Web page and app entries
────
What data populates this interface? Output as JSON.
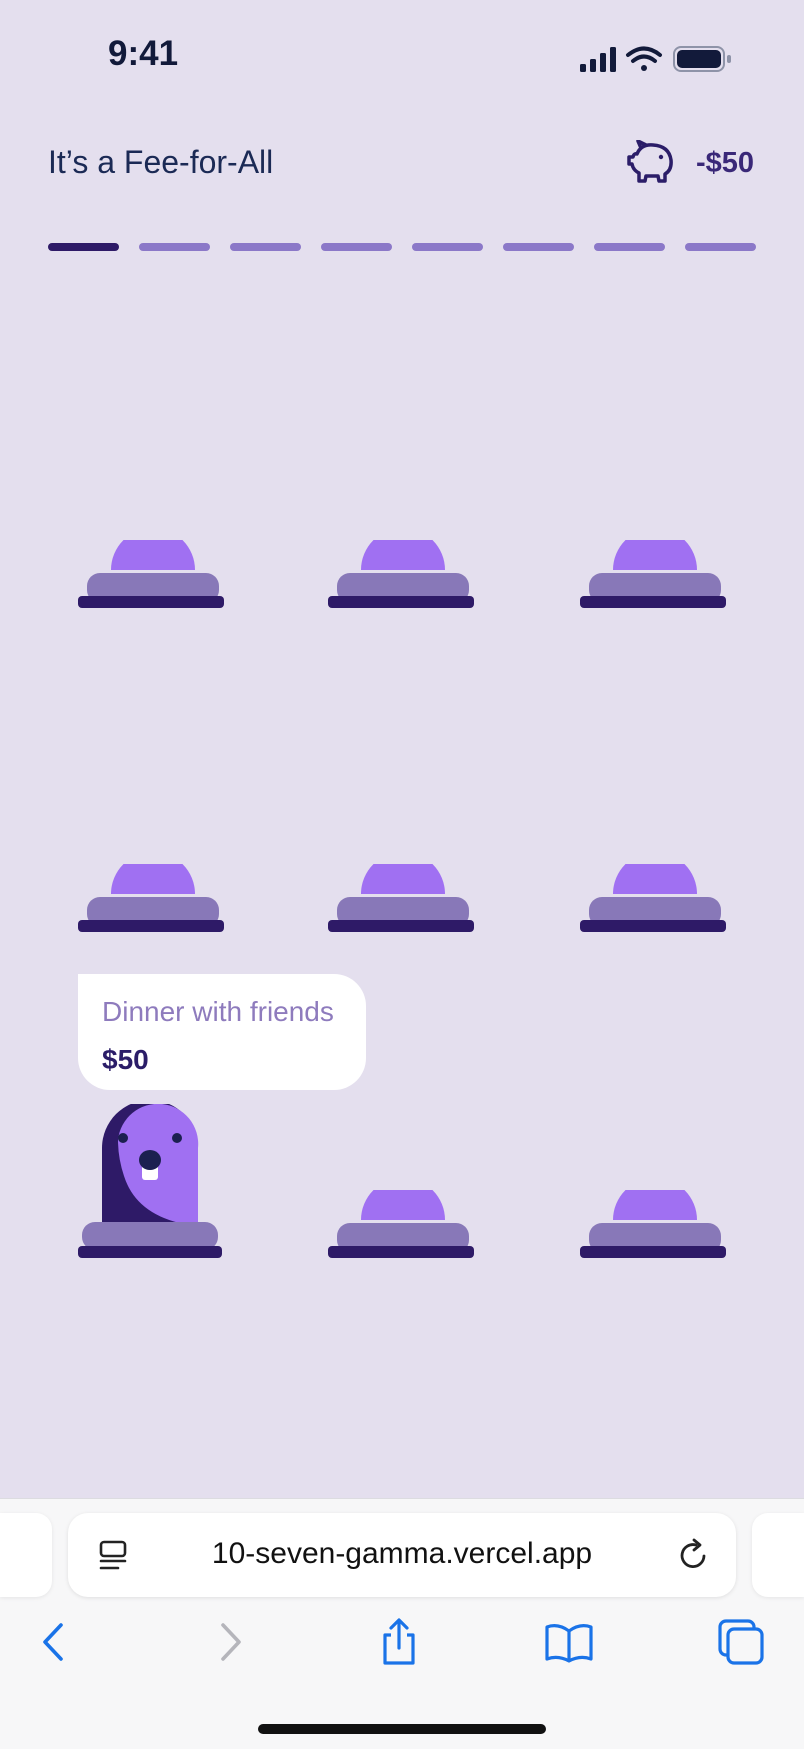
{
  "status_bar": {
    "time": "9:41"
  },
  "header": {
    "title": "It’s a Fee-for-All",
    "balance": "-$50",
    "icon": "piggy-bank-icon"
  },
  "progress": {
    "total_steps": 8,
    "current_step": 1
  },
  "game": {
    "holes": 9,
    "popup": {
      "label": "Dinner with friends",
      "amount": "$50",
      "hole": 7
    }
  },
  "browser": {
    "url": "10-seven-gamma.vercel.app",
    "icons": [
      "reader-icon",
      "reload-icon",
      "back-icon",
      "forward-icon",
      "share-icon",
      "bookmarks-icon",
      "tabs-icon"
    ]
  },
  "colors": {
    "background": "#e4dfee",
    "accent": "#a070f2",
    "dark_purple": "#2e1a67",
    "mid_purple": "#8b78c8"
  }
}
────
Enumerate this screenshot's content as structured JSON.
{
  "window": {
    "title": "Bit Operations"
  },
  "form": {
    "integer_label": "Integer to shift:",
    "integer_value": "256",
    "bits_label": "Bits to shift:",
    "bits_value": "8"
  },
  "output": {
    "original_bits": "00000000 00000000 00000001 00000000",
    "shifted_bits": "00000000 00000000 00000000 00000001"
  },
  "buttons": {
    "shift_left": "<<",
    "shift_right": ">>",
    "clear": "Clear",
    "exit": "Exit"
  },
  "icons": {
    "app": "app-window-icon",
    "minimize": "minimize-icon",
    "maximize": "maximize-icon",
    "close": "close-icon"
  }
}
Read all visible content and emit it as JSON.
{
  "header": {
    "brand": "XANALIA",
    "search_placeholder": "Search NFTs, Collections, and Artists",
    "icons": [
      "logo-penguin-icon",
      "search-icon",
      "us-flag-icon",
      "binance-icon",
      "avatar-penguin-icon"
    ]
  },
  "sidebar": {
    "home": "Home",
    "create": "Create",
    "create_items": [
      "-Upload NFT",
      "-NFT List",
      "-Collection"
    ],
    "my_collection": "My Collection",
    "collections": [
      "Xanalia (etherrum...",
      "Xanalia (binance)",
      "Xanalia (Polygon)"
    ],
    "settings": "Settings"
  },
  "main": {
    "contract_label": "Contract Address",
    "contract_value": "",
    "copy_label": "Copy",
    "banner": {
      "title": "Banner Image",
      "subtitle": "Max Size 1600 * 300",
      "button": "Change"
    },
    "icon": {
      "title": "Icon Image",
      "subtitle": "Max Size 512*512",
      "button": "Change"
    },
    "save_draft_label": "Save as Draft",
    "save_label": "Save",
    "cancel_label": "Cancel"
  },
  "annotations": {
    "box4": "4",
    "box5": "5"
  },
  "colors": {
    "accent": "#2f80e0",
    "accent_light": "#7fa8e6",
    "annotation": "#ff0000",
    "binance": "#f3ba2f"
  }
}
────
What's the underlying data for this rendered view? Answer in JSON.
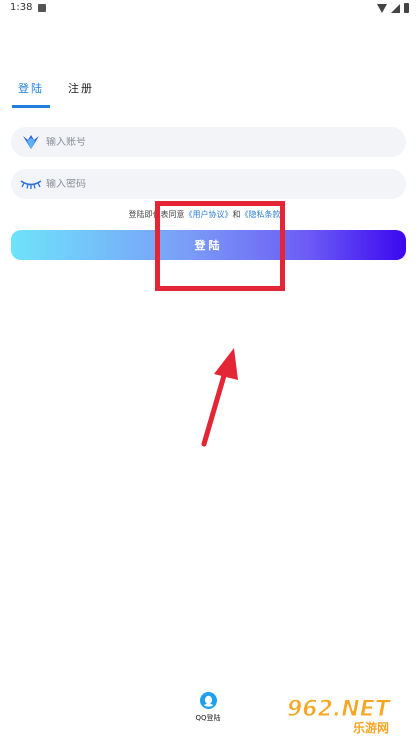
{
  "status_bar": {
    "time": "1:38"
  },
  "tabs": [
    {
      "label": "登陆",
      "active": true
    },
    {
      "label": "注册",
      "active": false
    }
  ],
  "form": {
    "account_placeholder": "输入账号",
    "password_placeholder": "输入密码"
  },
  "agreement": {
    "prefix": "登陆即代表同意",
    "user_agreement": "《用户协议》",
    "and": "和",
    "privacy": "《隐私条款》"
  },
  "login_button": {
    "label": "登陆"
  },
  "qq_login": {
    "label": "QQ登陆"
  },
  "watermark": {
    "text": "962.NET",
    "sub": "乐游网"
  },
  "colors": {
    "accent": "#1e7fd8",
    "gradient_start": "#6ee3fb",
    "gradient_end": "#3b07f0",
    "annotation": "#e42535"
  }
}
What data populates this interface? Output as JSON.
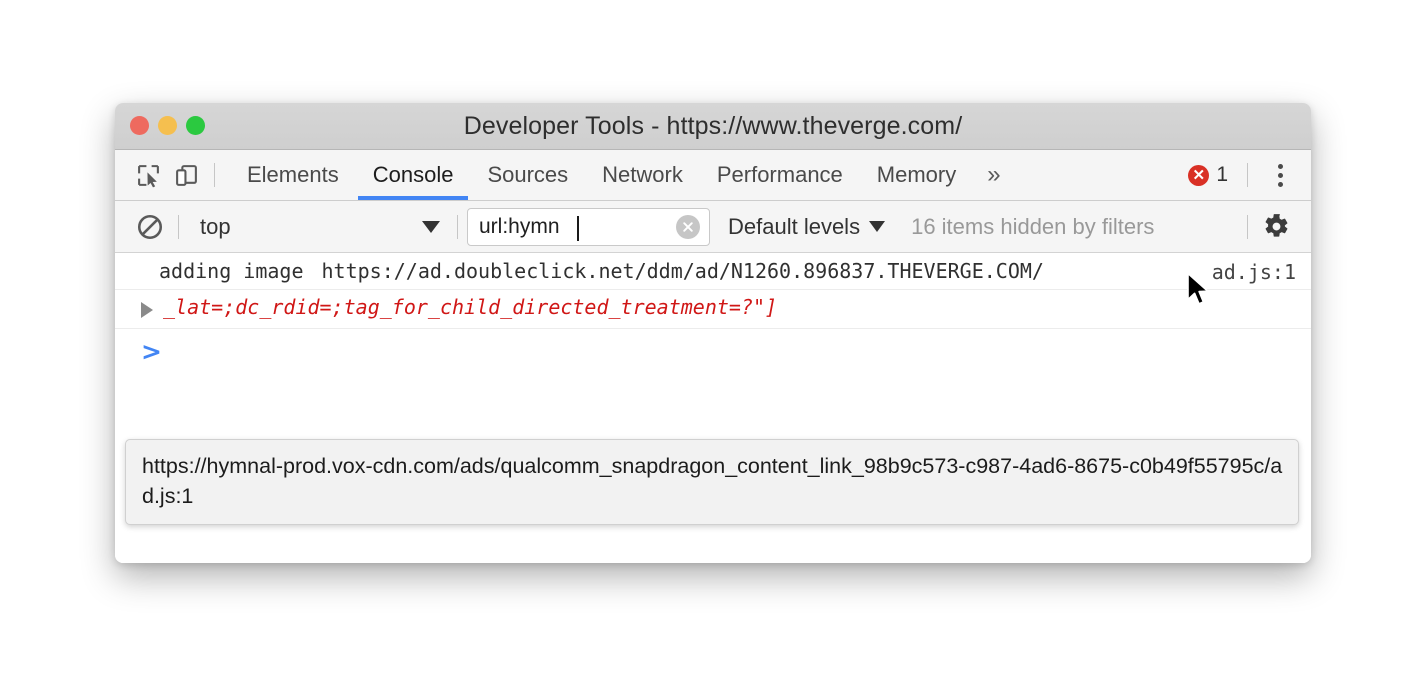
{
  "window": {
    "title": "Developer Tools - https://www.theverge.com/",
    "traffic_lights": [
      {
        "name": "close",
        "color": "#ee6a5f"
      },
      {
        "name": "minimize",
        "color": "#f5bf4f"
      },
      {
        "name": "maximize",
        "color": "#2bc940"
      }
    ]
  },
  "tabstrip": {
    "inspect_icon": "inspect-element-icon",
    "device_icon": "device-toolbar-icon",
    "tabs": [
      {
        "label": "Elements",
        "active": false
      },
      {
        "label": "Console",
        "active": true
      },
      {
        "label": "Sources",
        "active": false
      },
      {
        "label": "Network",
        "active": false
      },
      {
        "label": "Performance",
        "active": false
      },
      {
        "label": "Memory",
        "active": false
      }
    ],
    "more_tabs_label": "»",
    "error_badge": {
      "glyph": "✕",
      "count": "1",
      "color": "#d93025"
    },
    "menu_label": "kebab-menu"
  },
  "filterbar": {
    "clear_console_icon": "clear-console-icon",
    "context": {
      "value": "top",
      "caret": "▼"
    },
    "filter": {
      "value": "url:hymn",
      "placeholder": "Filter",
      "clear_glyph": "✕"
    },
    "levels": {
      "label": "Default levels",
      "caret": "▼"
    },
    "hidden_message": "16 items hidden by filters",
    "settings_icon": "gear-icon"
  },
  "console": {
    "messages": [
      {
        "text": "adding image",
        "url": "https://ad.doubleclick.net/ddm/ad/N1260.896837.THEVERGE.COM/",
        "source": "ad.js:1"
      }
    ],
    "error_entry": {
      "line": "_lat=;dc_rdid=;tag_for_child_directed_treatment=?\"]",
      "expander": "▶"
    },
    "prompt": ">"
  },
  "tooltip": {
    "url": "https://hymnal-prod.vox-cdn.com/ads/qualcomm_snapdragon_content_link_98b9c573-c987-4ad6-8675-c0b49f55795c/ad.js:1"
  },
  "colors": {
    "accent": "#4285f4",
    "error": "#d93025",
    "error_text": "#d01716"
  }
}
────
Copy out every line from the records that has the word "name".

        "name": "close",
        "name": "minimize",
        "name": "maximize",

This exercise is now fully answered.